The new student council did lots of wonderful things around school, but I still did not know who Harry was. The next chapter was called “and then for fun.” It started out, “If all work and no play makes Harry a dull boy, we should shine brightly. And we did shine! From the Echo Box Supper to the senior picnic there never was a jollier year.”
A few pages over, there was Harry again. “If Harry hadn’t been such a little gentleman, he would have given vent to a whistle of approbation at sight of the queens who were chosen by the four high school classes to reign during the year, 1940-41.”
Two more pages tell the adventures of Harry. “Harry Steps Out!” and “Harry Goes Hollywood”. I went back to the senior class pictures and did not find anyone named Harry. I did find a few names that we all know like Levan Thurman, Ben Ellerbeck, Vernon King, Clark Smith, Howard Hill and Jimmie Stewart. No it’s not the Jimmie Stewart that was in the movies, it was the Jimmie that was in the RHS class of 1941.
I went back to the beginning and started reading the pages in order, which is what I should have done in the first place. I found, “Let me introduce myself. I am Harry High School. I am one of you – typical of the hundreds of students who comprise the student body of Richmond High School.” So it finally hit me that Harry wasn’t a real person. Someone made him up to tell the RHS stories.
I started searching to see who was the mastermind of the 1941 Echo who invented “Harry High School.”
On a page titled “A Permanent Record,” it said, “After Mary Young and Levan Thurman were elected co-editors of the 1941 Echo, the next problem was the theme of this Echo. And then Harry High School was born. He was the logical outgrowth of the editors’ desire to make the 1941 Echo represent the personality of the high school as a whole.”

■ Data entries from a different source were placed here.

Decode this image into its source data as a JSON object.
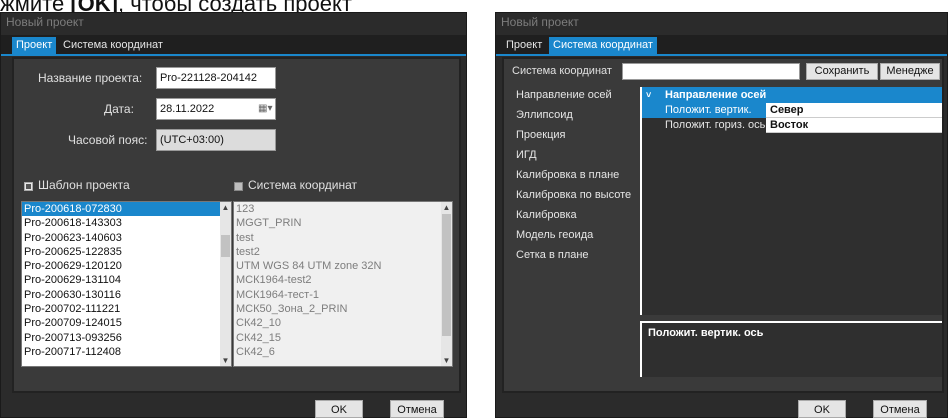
{
  "heading": {
    "prefix": "жмите ",
    "key": "[OK]",
    "suffix": ", чтобы создать проект"
  },
  "left": {
    "title": "Новый проект",
    "tabs": [
      "Проект",
      "Система координат"
    ],
    "form": {
      "name_label": "Название проекта:",
      "name_value": "Pro-221128-204142",
      "date_label": "Дата:",
      "date_value": "28.11.2022",
      "tz_label": "Часовой пояс:",
      "tz_value": "(UTC+03:00)"
    },
    "template_check_label": "Шаблон проекта",
    "coords_check_label": "Система координат",
    "template_list": [
      "Pro-200618-072830",
      "Pro-200618-143303",
      "Pro-200623-140603",
      "Pro-200625-122835",
      "Pro-200629-120120",
      "Pro-200629-131104",
      "Pro-200630-130116",
      "Pro-200702-111221",
      "Pro-200709-124015",
      "Pro-200713-093256",
      "Pro-200717-112408"
    ],
    "coords_list": [
      "123",
      "MGGT_PRIN",
      "test",
      "test2",
      "UTM WGS 84 UTM zone 32N",
      "МСК1964-test2",
      "МСК1964-тест-1",
      "МСК50_Зона_2_PRIN",
      "СК42_10",
      "СК42_15",
      "СК42_6"
    ],
    "ok_label": "OK",
    "cancel_label": "Отмена"
  },
  "right": {
    "title": "Новый проект",
    "tabs": [
      "Проект",
      "Система координат"
    ],
    "cs_label": "Система координат",
    "cs_value": "",
    "save_label": "Сохранить",
    "manager_label": "Менедже",
    "categories": [
      "Направление осей",
      "Эллипсоид",
      "Проекция",
      "ИГД",
      "Калибровка в плане",
      "Калибровка по высоте",
      "Калибровка",
      "Модель геоида",
      "Сетка в плане"
    ],
    "group_header": "Направление осей",
    "props": [
      {
        "name": "Положит. вертик. ось",
        "value": "Север"
      },
      {
        "name": "Положит. гориз. ось",
        "value": "Восток"
      }
    ],
    "description_title": "Положит. вертик. ось",
    "ok_label": "OK",
    "cancel_label": "Отмена"
  }
}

It went on to say, “The entire Echo Staff worked busily all year to give you Harry High School as he was.” Thanks Levan, you always amaze me with your great sense of humor.